◆ ABOUT THIS TASK: Task for the listing below: copy it out in full, exactly.

◆ DATA IN THIS EXERCISE:
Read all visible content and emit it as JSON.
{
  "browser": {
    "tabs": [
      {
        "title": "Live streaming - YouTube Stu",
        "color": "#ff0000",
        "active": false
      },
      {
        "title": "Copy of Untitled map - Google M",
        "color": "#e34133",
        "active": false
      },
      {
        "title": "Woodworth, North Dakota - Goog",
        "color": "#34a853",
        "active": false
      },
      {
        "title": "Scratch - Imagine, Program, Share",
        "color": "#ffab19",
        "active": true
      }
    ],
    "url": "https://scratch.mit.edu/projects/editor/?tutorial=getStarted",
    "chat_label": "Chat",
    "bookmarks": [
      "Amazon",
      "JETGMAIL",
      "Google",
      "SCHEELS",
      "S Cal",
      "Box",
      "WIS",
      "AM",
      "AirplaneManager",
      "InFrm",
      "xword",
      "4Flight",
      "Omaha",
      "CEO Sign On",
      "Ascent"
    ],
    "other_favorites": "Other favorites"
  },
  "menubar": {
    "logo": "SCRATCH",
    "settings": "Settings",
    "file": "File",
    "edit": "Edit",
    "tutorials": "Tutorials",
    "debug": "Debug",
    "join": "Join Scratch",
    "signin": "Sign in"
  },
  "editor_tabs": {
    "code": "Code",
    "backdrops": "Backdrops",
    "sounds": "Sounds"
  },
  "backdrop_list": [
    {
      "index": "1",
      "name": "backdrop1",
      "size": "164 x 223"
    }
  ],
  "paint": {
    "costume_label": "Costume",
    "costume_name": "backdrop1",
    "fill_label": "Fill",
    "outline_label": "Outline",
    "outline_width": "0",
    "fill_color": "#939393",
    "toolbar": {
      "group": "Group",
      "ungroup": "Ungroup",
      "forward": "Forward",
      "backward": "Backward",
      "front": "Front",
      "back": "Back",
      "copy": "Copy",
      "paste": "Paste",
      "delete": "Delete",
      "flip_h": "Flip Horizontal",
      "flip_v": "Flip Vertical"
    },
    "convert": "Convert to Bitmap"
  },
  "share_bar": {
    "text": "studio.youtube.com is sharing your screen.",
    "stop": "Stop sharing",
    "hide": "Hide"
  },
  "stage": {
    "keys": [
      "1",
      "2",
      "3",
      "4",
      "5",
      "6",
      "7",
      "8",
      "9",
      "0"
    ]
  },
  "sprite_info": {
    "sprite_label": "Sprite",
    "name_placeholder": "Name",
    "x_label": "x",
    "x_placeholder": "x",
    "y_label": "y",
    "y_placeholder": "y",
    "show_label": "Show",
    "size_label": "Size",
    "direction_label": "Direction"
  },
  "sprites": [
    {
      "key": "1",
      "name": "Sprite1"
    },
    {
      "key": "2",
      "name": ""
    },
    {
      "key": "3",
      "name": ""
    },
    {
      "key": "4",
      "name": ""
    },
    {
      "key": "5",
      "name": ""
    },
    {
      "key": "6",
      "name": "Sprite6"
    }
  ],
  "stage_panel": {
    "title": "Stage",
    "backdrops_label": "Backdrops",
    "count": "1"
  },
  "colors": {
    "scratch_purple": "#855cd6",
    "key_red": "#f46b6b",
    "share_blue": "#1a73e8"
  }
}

◆ RESPONSE FOR THIS EXERCISE:
Read all visible content and emit it as JSON.
{
  "browser": {
    "tabs": [
      {
        "title": "Live streaming - YouTube Stu",
        "color": "#ff0000",
        "active": false
      },
      {
        "title": "Copy of Untitled map - Google M",
        "color": "#e34133",
        "active": false
      },
      {
        "title": "Woodworth, North Dakota - Goog",
        "color": "#34a853",
        "active": false
      },
      {
        "title": "Scratch - Imagine, Program, Share",
        "color": "#ffab19",
        "active": true
      }
    ],
    "url": "https://scratch.mit.edu/projects/editor/?tutorial=getStarted",
    "chat_label": "Chat",
    "bookmarks": [
      "Amazon",
      "JETGMAIL",
      "Google",
      "SCHEELS",
      "S Cal",
      "Box",
      "WIS",
      "AM",
      "AirplaneManager",
      "InFrm",
      "xword",
      "4Flight",
      "Omaha",
      "CEO Sign On",
      "Ascent"
    ],
    "other_favorites": "Other favorites"
  },
  "menubar": {
    "logo": "SCRATCH",
    "settings": "Settings",
    "file": "File",
    "edit": "Edit",
    "tutorials": "Tutorials",
    "debug": "Debug",
    "join": "Join Scratch",
    "signin": "Sign in"
  },
  "editor_tabs": {
    "code": "Code",
    "backdrops": "Backdrops",
    "sounds": "Sounds"
  },
  "backdrop_list": [
    {
      "index": "1",
      "name": "backdrop1",
      "size": "164 x 223"
    }
  ],
  "paint": {
    "costume_label": "Costume",
    "costume_name": "backdrop1",
    "fill_label": "Fill",
    "outline_label": "Outline",
    "outline_width": "0",
    "fill_color": "#939393",
    "toolbar": {
      "group": "Group",
      "ungroup": "Ungroup",
      "forward": "Forward",
      "backward": "Backward",
      "front": "Front",
      "back": "Back",
      "copy": "Copy",
      "paste": "Paste",
      "delete": "Delete",
      "flip_h": "Flip Horizontal",
      "flip_v": "Flip Vertical"
    },
    "convert": "Convert to Bitmap"
  },
  "share_bar": {
    "text": "studio.youtube.com is sharing your screen.",
    "stop": "Stop sharing",
    "hide": "Hide"
  },
  "stage": {
    "keys": [
      "1",
      "2",
      "3",
      "4",
      "5",
      "6",
      "7",
      "8",
      "9",
      "0"
    ]
  },
  "sprite_info": {
    "sprite_label": "Sprite",
    "name_placeholder": "Name",
    "x_label": "x",
    "x_placeholder": "x",
    "y_label": "y",
    "y_placeholder": "y",
    "show_label": "Show",
    "size_label": "Size",
    "direction_label": "Direction"
  },
  "sprites": [
    {
      "key": "1",
      "name": "Sprite1"
    },
    {
      "key": "2",
      "name": ""
    },
    {
      "key": "3",
      "name": ""
    },
    {
      "key": "4",
      "name": ""
    },
    {
      "key": "5",
      "name": ""
    },
    {
      "key": "6",
      "name": "Sprite6"
    }
  ],
  "stage_panel": {
    "title": "Stage",
    "backdrops_label": "Backdrops",
    "count": "1"
  },
  "colors": {
    "scratch_purple": "#855cd6",
    "key_red": "#f46b6b",
    "share_blue": "#1a73e8"
  }
}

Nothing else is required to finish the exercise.